=== Section Start ===

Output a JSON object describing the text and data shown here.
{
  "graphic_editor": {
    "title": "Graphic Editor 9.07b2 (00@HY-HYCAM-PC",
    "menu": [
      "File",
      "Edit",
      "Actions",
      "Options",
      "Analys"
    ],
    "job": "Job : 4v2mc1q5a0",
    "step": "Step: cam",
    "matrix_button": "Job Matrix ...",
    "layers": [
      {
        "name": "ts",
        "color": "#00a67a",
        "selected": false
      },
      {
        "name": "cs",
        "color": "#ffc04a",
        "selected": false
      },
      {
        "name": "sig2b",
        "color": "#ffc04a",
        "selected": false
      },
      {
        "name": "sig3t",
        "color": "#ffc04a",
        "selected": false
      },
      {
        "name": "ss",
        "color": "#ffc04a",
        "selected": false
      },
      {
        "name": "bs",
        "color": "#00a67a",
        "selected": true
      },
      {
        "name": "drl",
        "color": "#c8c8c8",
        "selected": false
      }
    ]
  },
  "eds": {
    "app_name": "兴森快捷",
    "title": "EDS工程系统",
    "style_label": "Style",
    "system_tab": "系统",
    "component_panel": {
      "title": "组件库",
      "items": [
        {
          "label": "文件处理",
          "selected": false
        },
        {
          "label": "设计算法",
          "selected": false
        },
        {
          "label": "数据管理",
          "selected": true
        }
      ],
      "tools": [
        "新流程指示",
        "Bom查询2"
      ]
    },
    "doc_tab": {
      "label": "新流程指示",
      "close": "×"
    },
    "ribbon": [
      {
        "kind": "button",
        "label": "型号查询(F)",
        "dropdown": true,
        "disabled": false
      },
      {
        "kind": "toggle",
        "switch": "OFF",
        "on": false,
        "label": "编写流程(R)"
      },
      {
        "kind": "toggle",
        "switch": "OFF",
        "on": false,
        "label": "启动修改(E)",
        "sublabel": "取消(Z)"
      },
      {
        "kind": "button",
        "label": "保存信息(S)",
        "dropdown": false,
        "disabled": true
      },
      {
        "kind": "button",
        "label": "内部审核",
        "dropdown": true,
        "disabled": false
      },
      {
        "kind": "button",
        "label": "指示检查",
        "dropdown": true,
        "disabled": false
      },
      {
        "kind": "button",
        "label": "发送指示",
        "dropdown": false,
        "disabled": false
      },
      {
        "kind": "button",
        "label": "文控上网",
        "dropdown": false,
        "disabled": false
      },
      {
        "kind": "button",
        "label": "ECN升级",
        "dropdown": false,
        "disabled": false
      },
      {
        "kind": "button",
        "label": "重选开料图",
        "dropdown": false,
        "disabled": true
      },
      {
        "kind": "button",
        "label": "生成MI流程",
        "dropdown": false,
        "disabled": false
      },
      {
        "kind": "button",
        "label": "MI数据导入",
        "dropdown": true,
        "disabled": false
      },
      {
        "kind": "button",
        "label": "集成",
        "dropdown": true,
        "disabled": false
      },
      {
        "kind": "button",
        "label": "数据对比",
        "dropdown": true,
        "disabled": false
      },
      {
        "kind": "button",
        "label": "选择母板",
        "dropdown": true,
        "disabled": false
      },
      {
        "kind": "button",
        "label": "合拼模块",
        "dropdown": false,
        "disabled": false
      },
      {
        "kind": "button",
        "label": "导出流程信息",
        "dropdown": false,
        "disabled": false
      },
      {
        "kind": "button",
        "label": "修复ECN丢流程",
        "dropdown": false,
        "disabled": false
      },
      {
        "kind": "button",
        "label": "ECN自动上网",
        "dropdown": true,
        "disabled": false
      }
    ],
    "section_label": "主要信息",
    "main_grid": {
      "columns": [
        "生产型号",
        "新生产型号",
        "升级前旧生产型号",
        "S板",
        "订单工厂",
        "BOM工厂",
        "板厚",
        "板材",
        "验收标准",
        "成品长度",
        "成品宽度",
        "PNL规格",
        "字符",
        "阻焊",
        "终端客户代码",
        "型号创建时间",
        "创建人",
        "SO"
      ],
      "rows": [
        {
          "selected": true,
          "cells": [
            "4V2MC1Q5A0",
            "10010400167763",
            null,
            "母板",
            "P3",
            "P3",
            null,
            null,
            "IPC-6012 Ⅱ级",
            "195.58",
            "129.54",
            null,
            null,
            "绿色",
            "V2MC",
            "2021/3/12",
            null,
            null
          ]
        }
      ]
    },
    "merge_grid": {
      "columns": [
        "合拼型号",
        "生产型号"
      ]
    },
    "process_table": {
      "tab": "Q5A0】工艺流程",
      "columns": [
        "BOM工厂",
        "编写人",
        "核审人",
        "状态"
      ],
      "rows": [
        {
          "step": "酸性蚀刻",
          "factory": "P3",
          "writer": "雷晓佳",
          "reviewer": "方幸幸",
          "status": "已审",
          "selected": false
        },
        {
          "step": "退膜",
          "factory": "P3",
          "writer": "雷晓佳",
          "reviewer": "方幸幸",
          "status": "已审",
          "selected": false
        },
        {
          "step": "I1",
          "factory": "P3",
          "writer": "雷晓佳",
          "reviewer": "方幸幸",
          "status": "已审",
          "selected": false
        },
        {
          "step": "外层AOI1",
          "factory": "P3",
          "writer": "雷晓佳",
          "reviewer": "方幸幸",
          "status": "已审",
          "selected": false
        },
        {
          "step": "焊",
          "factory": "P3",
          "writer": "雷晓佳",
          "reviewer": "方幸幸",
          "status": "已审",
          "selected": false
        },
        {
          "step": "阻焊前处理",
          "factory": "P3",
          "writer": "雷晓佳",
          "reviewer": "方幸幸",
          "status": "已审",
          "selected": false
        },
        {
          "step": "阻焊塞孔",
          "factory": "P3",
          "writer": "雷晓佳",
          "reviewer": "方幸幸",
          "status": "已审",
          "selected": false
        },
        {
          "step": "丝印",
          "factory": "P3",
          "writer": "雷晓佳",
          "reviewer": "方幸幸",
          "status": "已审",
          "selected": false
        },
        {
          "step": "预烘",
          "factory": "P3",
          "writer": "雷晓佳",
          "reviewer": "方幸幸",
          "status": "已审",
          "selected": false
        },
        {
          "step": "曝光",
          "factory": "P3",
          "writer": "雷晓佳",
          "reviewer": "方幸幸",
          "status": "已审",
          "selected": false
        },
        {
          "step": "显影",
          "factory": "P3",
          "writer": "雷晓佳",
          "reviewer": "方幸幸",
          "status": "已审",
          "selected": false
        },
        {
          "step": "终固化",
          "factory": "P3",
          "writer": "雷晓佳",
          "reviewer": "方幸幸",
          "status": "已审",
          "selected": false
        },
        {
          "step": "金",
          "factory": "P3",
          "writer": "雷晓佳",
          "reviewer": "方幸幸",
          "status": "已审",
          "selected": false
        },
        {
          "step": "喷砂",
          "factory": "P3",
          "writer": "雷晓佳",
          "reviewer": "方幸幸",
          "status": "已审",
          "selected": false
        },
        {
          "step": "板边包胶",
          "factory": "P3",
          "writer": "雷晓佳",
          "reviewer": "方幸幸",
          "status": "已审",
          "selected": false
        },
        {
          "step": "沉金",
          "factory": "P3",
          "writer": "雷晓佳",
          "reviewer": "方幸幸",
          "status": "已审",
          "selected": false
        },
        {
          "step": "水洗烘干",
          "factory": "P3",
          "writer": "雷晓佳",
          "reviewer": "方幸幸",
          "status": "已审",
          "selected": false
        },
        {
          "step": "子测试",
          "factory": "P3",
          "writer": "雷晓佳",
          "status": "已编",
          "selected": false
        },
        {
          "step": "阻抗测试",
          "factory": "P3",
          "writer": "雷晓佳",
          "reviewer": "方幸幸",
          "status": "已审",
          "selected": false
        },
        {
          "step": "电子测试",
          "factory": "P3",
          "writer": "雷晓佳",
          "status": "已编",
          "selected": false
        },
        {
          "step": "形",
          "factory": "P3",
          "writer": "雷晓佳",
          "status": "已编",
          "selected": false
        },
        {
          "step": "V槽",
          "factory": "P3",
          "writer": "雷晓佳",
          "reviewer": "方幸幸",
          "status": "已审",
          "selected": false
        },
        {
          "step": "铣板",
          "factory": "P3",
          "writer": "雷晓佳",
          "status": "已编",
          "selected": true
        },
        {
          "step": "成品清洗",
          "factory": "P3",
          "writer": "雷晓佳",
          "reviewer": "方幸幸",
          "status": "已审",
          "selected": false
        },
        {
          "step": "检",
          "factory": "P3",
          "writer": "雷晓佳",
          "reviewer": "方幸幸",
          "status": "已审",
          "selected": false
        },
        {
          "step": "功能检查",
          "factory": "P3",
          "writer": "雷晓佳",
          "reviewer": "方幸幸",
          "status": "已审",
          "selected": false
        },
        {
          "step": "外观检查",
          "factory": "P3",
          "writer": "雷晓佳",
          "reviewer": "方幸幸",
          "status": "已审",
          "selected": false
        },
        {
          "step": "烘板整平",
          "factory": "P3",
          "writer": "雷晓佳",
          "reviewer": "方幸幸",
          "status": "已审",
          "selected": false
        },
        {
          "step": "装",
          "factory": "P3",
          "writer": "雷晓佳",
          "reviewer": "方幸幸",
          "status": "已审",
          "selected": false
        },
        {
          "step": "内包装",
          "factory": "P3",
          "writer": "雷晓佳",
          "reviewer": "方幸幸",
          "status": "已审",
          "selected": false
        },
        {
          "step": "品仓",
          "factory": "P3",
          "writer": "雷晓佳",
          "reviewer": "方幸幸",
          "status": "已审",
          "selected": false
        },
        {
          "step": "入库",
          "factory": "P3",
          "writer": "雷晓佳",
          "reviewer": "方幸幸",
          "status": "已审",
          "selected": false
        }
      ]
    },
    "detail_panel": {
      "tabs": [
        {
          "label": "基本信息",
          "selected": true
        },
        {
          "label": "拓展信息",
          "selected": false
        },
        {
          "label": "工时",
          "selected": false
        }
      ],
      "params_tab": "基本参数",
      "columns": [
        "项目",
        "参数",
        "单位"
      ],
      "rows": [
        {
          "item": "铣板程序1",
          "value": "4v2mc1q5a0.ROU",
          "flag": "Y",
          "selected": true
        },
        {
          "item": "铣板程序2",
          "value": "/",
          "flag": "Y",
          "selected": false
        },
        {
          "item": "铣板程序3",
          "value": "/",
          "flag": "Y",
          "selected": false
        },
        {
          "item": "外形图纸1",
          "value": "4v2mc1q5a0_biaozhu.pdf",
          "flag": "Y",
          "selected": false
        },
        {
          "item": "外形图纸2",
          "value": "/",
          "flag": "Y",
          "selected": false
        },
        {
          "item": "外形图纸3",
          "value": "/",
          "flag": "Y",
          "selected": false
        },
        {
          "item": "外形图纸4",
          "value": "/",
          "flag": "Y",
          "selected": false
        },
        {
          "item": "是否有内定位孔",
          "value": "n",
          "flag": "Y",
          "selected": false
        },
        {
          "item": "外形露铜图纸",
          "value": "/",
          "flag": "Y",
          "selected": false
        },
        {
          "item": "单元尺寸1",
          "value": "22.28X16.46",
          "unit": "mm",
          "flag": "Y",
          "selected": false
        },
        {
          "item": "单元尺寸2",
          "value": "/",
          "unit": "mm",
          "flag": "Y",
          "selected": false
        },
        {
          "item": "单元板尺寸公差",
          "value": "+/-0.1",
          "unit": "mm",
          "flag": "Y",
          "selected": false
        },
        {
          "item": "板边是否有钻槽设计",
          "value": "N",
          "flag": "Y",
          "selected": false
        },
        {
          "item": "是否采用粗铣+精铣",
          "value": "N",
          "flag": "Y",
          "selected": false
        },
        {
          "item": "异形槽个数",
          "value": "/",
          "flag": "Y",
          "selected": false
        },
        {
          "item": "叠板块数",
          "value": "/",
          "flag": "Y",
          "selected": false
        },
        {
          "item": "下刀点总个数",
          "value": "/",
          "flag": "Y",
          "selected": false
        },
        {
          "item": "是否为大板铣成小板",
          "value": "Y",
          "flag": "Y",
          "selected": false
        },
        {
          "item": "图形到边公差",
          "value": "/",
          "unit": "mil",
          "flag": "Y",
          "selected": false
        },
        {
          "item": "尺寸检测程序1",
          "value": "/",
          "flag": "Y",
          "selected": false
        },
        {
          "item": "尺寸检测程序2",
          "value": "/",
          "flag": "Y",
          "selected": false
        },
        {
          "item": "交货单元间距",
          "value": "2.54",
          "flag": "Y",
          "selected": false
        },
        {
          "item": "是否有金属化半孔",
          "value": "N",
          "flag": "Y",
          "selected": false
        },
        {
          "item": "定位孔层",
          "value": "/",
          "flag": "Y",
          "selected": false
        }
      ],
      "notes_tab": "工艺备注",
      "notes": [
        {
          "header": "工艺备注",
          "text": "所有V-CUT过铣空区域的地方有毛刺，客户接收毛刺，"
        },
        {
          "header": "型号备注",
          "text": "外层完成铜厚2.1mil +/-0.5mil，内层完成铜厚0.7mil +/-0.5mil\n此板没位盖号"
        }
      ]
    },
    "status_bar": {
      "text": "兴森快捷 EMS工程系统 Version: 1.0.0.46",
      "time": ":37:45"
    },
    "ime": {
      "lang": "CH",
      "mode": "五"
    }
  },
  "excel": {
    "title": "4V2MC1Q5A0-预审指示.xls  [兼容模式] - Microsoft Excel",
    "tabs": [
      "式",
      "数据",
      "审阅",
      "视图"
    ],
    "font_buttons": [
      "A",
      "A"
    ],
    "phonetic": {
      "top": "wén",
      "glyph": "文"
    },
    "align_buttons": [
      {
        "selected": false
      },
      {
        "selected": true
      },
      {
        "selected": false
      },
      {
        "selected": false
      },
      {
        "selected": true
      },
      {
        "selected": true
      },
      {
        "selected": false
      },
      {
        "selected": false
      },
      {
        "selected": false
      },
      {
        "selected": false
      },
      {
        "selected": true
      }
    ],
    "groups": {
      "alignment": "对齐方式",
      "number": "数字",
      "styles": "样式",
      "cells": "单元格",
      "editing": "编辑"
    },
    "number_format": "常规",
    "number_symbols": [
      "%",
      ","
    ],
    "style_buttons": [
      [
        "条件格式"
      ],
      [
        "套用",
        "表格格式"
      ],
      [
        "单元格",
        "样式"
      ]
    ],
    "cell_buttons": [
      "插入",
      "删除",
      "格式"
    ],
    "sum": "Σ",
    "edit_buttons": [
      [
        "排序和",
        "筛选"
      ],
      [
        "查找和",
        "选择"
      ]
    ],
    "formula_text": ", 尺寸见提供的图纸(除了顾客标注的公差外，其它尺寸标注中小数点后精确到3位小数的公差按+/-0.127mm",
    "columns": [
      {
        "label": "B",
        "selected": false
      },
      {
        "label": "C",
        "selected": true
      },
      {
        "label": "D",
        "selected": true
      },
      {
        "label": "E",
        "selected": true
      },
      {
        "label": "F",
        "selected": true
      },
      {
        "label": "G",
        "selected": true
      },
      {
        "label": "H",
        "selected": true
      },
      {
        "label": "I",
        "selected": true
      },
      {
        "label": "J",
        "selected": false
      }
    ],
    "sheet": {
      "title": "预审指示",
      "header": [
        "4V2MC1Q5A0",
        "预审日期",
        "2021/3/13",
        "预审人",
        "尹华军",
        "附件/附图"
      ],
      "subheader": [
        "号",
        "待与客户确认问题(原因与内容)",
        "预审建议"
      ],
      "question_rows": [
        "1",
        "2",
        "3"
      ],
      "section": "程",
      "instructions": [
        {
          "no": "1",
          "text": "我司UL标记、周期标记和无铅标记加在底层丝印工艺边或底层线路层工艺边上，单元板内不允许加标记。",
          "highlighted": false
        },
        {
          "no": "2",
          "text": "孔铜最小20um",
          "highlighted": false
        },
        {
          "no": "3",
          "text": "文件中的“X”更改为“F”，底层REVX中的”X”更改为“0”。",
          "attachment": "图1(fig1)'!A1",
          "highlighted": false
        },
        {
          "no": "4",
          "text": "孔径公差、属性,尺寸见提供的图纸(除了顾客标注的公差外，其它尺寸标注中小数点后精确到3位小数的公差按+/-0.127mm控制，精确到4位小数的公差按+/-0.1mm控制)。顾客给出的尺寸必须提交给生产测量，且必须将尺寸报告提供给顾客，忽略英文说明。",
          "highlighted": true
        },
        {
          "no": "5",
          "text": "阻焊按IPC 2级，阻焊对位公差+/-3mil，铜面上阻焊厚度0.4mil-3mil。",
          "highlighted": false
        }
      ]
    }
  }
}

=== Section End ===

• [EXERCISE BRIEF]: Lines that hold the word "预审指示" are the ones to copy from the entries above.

• [EXERCISE RESPONSE]:
    "title": "4V2MC1Q5A0-预审指示.xls  [兼容模式] - Microsoft Excel",
      "title": "预审指示",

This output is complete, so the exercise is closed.